The past year has seen substantial adoption on the web of a new protocol called SPDY (pronounced “speedy”), mostly being pushed by Google. If you haven’t heard of it, SPDY aims to improve the use of HTTP, the usual protocol for delivering web pages from servers to browsers. SPDY is exciting because it should make the web feel faster on modern high-speed connections, and improve security by making encryption ubiquitous. Up until fairly recently, SPDY remained something of a technical curiosity as it wasn’t widely supported. Both the server and the browser need to talk SPDY for it to work, which meant the benefits were mostly restricted to using Google Chrome with Google’s own services. That’s turned around in the last 12 months as several high profile sites are now…

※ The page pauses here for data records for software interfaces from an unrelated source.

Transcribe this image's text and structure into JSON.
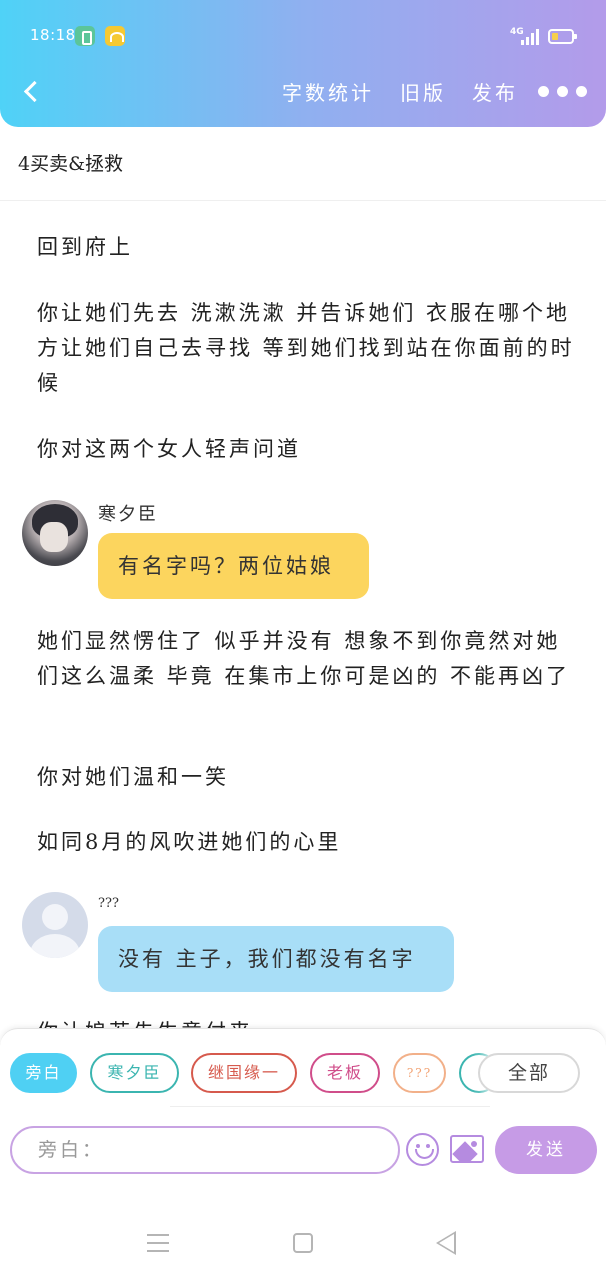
{
  "status_bar": {
    "time": "18:18",
    "network": "4G"
  },
  "header": {
    "actions": {
      "word_count": "字数统计",
      "old_version": "旧版",
      "publish": "发布"
    }
  },
  "chapter": {
    "title": "4买卖&拯救"
  },
  "story": {
    "p1": "回到府上",
    "p2": "你让她们先去 洗漱洗漱 并告诉她们 衣服在哪个地方让她们自己去寻找 等到她们找到站在你面前的时候",
    "p3": "你对这两个女人轻声问道",
    "dialog1": {
      "speaker": "寒夕臣",
      "text": "有名字吗？两位姑娘"
    },
    "p4": "她们显然愣住了 似乎并没有 想象不到你竟然对她们这么温柔 毕竟 在集市上你可是凶的 不能再凶了",
    "p5": "你对她们温和一笑",
    "p6": "如同8月的风吹进她们的心里",
    "dialog2": {
      "speaker": "???",
      "text": "没有 主子，我们都没有名字"
    },
    "p7_partial": "你让娘若先生意付来"
  },
  "roles": {
    "pangbai": "旁白",
    "hanxi": "寒夕臣",
    "jiguo": "继国缘一",
    "laoban": "老板",
    "unknown": "???",
    "all": "全部"
  },
  "composer": {
    "placeholder": "旁白：",
    "send_label": "发送"
  }
}
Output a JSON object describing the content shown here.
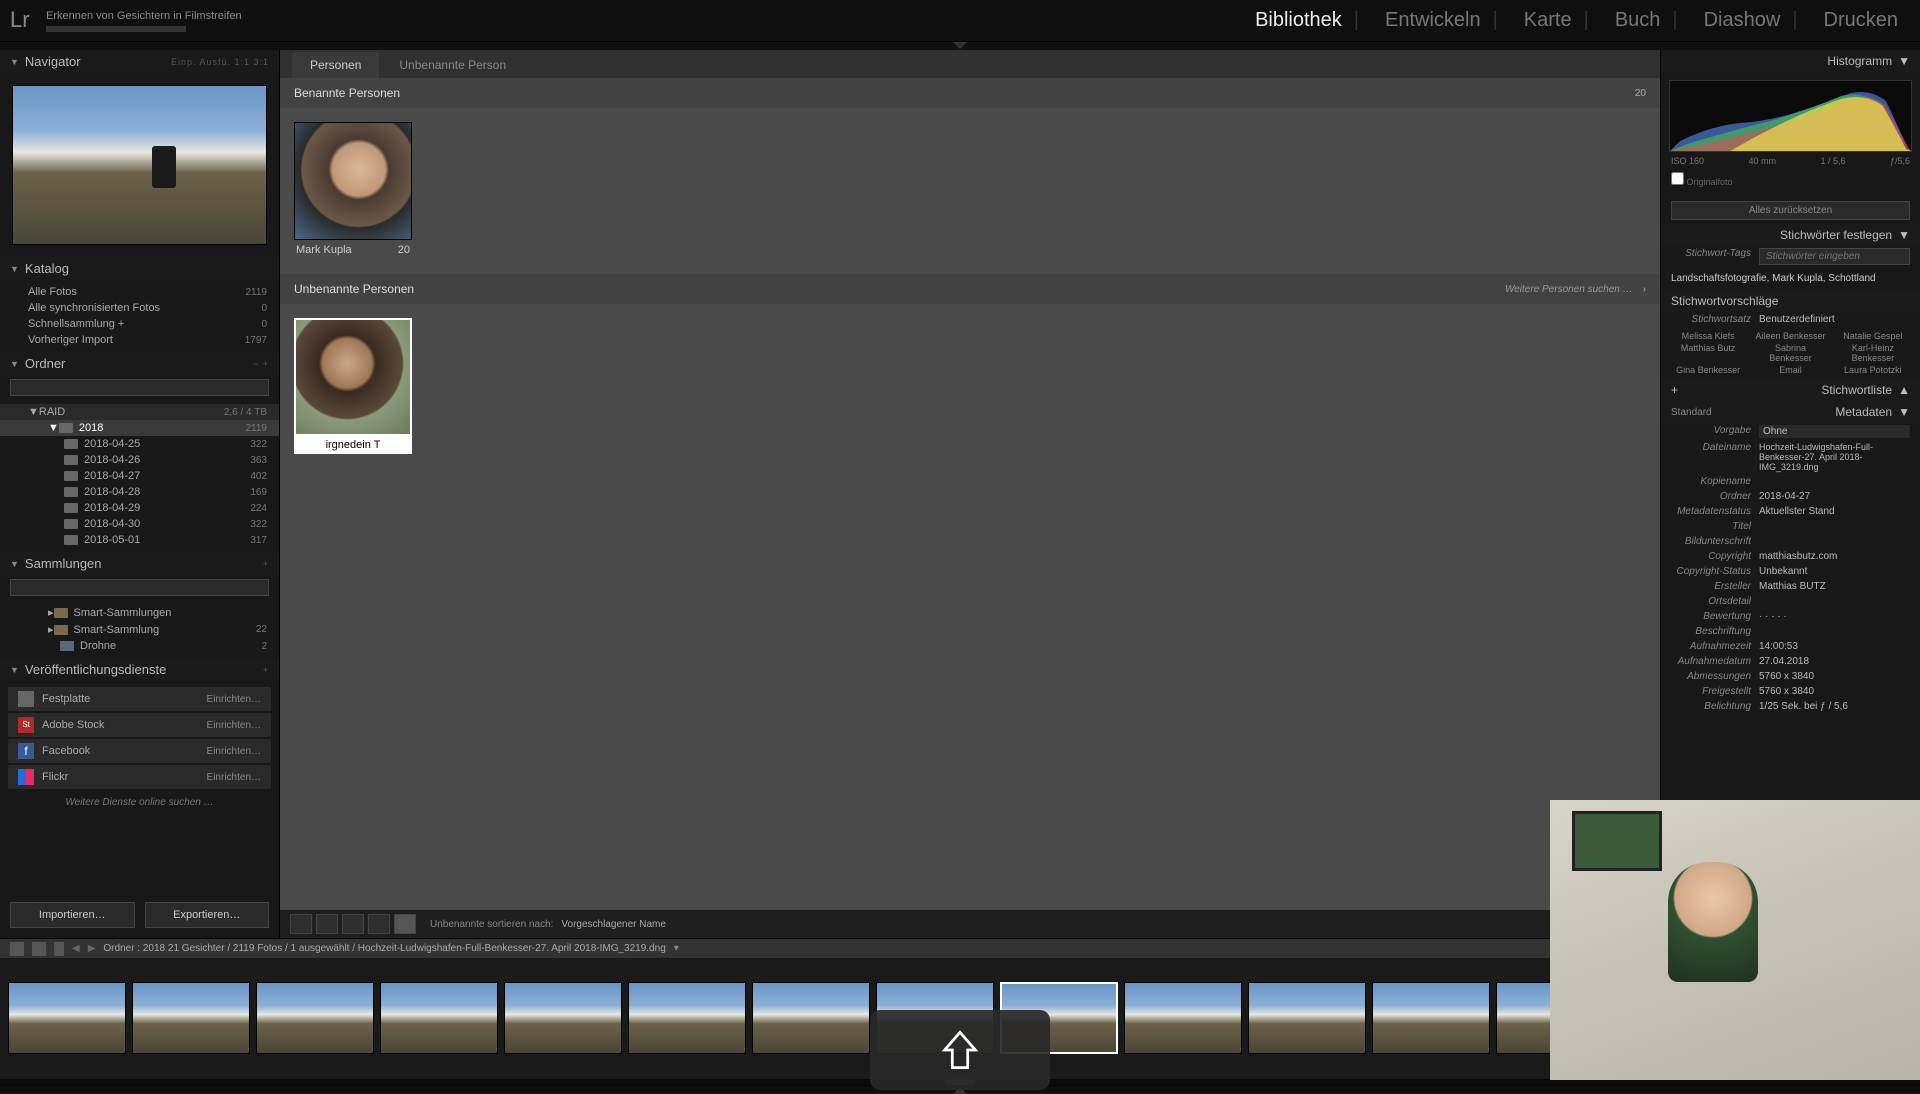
{
  "top": {
    "task": "Erkennen von Gesichtern in Filmstreifen",
    "modules": [
      "Bibliothek",
      "Entwickeln",
      "Karte",
      "Buch",
      "Diashow",
      "Drucken"
    ],
    "active_module": "Bibliothek"
  },
  "nav": {
    "title": "Navigator",
    "opts": "Einp.  Ausfü.  1:1  3:1"
  },
  "catalog": {
    "title": "Katalog",
    "items": [
      {
        "label": "Alle Fotos",
        "count": "2119"
      },
      {
        "label": "Alle synchronisierten Fotos",
        "count": "0"
      },
      {
        "label": "Schnellsammlung  +",
        "count": "0"
      },
      {
        "label": "Vorheriger Import",
        "count": "1797"
      }
    ]
  },
  "folders": {
    "title": "Ordner",
    "volume": {
      "name": "RAID",
      "info": "2,6 / 4 TB"
    },
    "root": {
      "name": "2018",
      "count": "2119"
    },
    "children": [
      {
        "name": "2018-04-25",
        "count": "322"
      },
      {
        "name": "2018-04-26",
        "count": "363"
      },
      {
        "name": "2018-04-27",
        "count": "402"
      },
      {
        "name": "2018-04-28",
        "count": "169"
      },
      {
        "name": "2018-04-29",
        "count": "224"
      },
      {
        "name": "2018-04-30",
        "count": "322"
      },
      {
        "name": "2018-05-01",
        "count": "317"
      }
    ]
  },
  "collections": {
    "title": "Sammlungen",
    "items": [
      {
        "label": "Smart-Sammlungen",
        "count": ""
      },
      {
        "label": "Smart-Sammlung",
        "count": "22"
      },
      {
        "label": "Drohne",
        "count": "2"
      }
    ]
  },
  "publish": {
    "title": "Veröffentlichungsdienste",
    "services": [
      {
        "name": "Festplatte",
        "btn": "Einrichten…",
        "color": "#666"
      },
      {
        "name": "Adobe Stock",
        "btn": "Einrichten…",
        "color": "#b02a2a"
      },
      {
        "name": "Facebook",
        "btn": "Einrichten…",
        "color": "#3b5998"
      },
      {
        "name": "Flickr",
        "btn": "Einrichten…",
        "color": "#e82a6a"
      }
    ],
    "more": "Weitere Dienste online suchen …"
  },
  "btns": {
    "import": "Importieren…",
    "export": "Exportieren…"
  },
  "tabs": {
    "active": "Personen",
    "second": "Unbenannte Person"
  },
  "named": {
    "title": "Benannte Personen",
    "count": "20",
    "people": [
      {
        "name": "Mark Kupla",
        "count": "20"
      }
    ]
  },
  "unnamed": {
    "title": "Unbenannte Personen",
    "more": "Weitere Personen suchen …",
    "more_btn": "›",
    "input_value": "irgnedein T"
  },
  "toolbar": {
    "sort_label": "Unbenannte sortieren nach:",
    "sort_value": "Vorgeschlagener Name"
  },
  "right": {
    "histogram": "Histogramm",
    "histo_meta": {
      "iso": "ISO 160",
      "focal": "40 mm",
      "exp": "1 / 5,6",
      "units": "ƒ/5,6"
    },
    "orig": "Originalfoto",
    "reset": "Alles zurücksetzen",
    "kw_set": "Stichwörter festlegen",
    "kw_tags_label": "Stichwort-Tags",
    "kw_placeholder": "Stichwörter eingeben",
    "kw_tags_value": "Landschaftsfotografie, Mark Kupla, Schottland",
    "kw_sugg": "Stichwortvorschläge",
    "kw_set_label": "Stichwortsatz",
    "kw_set_value": "Benutzerdefiniert",
    "sugg": [
      "Melissa Kiefs",
      "Aileen Benkesser",
      "Natalie Gespel",
      "Matthias Butz",
      "Sabrina Benkesser",
      "Karl-Heinz Benkesser",
      "Gina Benkesser",
      "Email",
      "Laura Pototzki"
    ],
    "kw_list": "Stichwortliste",
    "meta_hdr": "Metadaten",
    "meta_preset": "Standard",
    "meta": [
      {
        "k": "Vorgabe",
        "v": "Ohne"
      },
      {
        "k": "Dateiname",
        "v": "Hochzeit-Ludwigshafen-Full-Benkesser-27. April 2018-IMG_3219.dng"
      },
      {
        "k": "Kopiename",
        "v": ""
      },
      {
        "k": "Ordner",
        "v": "2018-04-27"
      },
      {
        "k": "Metadatenstatus",
        "v": "Aktuellster Stand"
      },
      {
        "k": "Titel",
        "v": ""
      },
      {
        "k": "Bildunterschrift",
        "v": ""
      },
      {
        "k": "Copyright",
        "v": "matthiasbutz.com"
      },
      {
        "k": "Copyright-Status",
        "v": "Unbekannt"
      },
      {
        "k": "Ersteller",
        "v": "Matthias BUTZ"
      },
      {
        "k": "Ortsdetail",
        "v": ""
      },
      {
        "k": "Bewertung",
        "v": "·  ·  ·  ·  ·"
      },
      {
        "k": "Beschriftung",
        "v": ""
      },
      {
        "k": "Aufnahmezeit",
        "v": "14:00:53"
      },
      {
        "k": "Aufnahmedatum",
        "v": "27.04.2018"
      },
      {
        "k": "Abmessungen",
        "v": "5760 x 3840"
      },
      {
        "k": "Freigestellt",
        "v": "5760 x 3840"
      },
      {
        "k": "Belichtung",
        "v": "1/25 Sek. bei ƒ / 5,6"
      }
    ]
  },
  "crumb": {
    "text": "Ordner : 2018   21 Gesichter / 2119 Fotos /  1 ausgewählt / Hochzeit-Ludwigshafen-Full-Benkesser-27. April 2018-IMG_3219.dng"
  }
}
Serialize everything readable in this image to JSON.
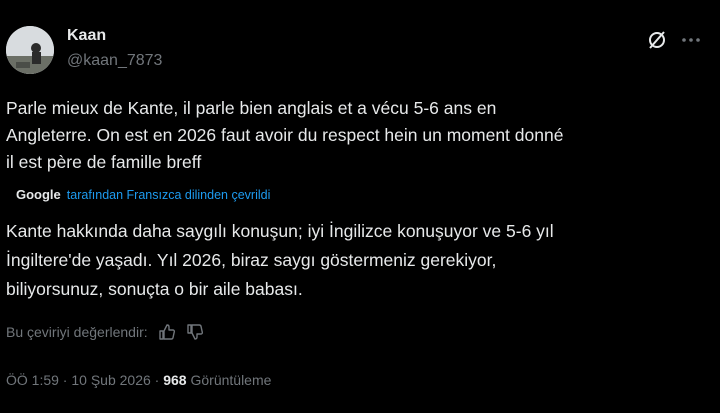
{
  "author": {
    "name": "Kaan",
    "handle": "@kaan_7873"
  },
  "tweet": {
    "text": "Parle mieux de Kante, il parle bien anglais et a vécu 5-6 ans en\nAngleterre. On est en 2026 faut avoir du respect hein un moment donné\nil est père de famille breff"
  },
  "translation": {
    "provider": "Google",
    "note": "tarafından Fransızca dilinden çevrildi",
    "text": "Kante hakkında daha saygılı konuşun; iyi İngilizce konuşuyor ve 5-6 yıl\nİngiltere'de yaşadı. Yıl 2026, biraz saygı göstermeniz gerekiyor,\nbiliyorsunuz, sonuçta o bir aile babası."
  },
  "rating": {
    "label": "Bu çeviriyi değerlendir:"
  },
  "meta": {
    "time": "ÖÖ 1:59",
    "sep1": " · ",
    "date": "10 Şub 2026",
    "sep2": " · ",
    "views_count": "968",
    "views_label": " Görüntüleme"
  },
  "icons": {
    "grok": "grok-icon",
    "more": "more-icon",
    "thumbs_up": "thumbs-up-icon",
    "thumbs_down": "thumbs-down-icon"
  },
  "colors": {
    "background": "#000000",
    "text": "#e7e9ea",
    "secondary": "#71767b",
    "link": "#1d9bf0"
  }
}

Read More

How big is the meteorite?

By | Technical | No Comments

Hardware failure is a fact of life when it comes to computers, which is at odds with trying to keep a service running 24/7. No one can guarantee absolute perfect uptime, but it’s possible to get pretty darned close. If you design things solidly and are willing to throw money at the problem, you can make fantastically reliable systems that suffer very little downtime due to hardware failures. Engineers talk about this in terms of “nines” – two nines is 99% uptime, four nines is 99.99% uptime, and so on for any other number of nines. Anchor, for example, regularly achieves better than three nines (99.9%) per month, approaching four nines. This sort of reliability doesn’t come cheap. For each extra nine that you add, you’re reducing the downtime by…

Read More

How to smack people in the face with your resume

By | Technical | No Comments

It’s hiring time again here at Anchor1 and that means we’ve been sifting resumes. Lots of them. We’d like to offer some advice. There’s no shortage of advice on what to put in a resume, how to format it, and how to highlight the most salient terms. All that still applies, but our advice is not about that. You don’t have much time to make an impression with your resume. Let’s make the seconds count by cutting the cruft from your resume and focusing on what matters. Short is good, shorter is better. We think this also applies to resumes: Keep your resume to 1 page. But, you might say, my career history is far too extensive to keep to a single page. That’s a nice problem to have, but…

Read More

Second strike with Lightning!

By | Technical | 2 Comments

We put Kyoto Cabinet under the gun recently as a means to improve Redis. The Anchor Propulsion/Internet Laboratory validated Kyoto Cabinet as “fresh”, but extended live testing has revealed sub-optimal behaviour in some situations. To recap, we used Kyoto Cabinet to give Redis near-realtime disk persistence with a greatly reduced memory footprint; we called this “NDS” and published the code. Dirty keys are flushed from memory periodically into Kyoto Cabinet’s backing store. This works fantastically most of the time, but we’ve discovered that some operations cause a massive blowout in the on-disk files. Kyoto Cabinet is a key-value store. When you update a value in Kyoto Cabinet it can be rewritten in-place, unless the new value is longer than the old one. In this case, Kyoto Cabinet makes a new…

Read More

Hiring only the best

By | Technical | No Comments

Regular readers of this blog will know that we’re hiring – we’re always hiring, in fact, and we’re going to be talking about it more in the near future. Hiring good people is really hard, so a smart company is always ready to scoop up a great candidate when they crop up. Hiring is hard because there’s a lot of really good people out there, but not that many great people out there. The esteemed Joel Spolsky covered this at length over a decade ago in The Guerrilla Guide to Interviewing, but it comes down to this: We only want the very best and can’t afford to do otherwise. Here’s why… As a webhosting company, Anchor operates in a pretty unique space. We provide a level of support that goes…

Read More